Exercise objective: Give the number of lines below that contain the word "Enter", and nothing else.

Website and app data records:
Start of Block

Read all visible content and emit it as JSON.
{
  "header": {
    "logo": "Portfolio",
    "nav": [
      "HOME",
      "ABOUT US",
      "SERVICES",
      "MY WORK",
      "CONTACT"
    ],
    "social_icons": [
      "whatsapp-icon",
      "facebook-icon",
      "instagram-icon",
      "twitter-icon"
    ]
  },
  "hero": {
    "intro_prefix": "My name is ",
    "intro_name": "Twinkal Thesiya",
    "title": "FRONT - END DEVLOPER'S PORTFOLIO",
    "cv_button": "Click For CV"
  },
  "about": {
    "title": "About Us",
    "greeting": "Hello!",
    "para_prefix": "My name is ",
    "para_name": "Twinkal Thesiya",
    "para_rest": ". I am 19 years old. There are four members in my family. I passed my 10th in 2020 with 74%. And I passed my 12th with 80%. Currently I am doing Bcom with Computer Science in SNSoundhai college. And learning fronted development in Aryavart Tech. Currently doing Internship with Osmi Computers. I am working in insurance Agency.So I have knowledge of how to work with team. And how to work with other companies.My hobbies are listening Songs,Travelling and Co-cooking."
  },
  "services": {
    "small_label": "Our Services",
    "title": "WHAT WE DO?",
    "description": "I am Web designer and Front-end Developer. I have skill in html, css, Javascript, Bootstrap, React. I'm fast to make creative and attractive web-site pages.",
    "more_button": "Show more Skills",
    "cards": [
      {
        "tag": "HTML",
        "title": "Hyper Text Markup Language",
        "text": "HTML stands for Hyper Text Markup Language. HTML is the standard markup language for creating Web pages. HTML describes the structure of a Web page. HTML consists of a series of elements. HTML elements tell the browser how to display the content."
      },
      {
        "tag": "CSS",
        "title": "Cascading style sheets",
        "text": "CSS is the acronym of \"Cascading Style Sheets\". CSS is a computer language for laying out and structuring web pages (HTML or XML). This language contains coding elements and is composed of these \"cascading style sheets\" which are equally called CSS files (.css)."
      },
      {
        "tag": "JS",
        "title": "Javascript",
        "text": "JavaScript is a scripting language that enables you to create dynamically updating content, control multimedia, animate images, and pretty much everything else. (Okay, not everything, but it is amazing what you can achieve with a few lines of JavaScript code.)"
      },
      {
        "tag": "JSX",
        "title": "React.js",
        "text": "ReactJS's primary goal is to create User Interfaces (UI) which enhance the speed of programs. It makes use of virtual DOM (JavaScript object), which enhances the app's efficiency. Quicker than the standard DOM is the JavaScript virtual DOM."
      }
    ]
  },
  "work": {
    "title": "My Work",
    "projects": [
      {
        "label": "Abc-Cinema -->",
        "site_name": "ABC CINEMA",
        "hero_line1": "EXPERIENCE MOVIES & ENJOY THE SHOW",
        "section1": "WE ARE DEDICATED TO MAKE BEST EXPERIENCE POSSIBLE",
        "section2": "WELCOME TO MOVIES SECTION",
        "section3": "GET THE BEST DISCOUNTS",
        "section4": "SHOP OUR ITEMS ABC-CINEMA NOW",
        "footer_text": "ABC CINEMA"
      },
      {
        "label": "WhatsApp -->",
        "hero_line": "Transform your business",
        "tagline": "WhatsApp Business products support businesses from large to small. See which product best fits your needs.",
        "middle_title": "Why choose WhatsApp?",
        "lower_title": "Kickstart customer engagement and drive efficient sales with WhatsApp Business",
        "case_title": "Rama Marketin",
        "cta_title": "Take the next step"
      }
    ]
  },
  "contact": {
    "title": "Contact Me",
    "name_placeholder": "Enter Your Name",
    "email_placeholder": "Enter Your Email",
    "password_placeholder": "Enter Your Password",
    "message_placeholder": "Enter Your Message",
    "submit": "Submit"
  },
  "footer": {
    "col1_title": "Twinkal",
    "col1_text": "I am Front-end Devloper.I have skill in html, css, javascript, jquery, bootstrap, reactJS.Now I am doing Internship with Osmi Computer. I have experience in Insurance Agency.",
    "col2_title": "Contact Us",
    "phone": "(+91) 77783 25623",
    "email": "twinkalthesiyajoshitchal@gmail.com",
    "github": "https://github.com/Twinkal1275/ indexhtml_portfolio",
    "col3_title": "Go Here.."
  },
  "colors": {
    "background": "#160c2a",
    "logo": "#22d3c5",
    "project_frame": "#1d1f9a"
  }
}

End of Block

Final answer: 4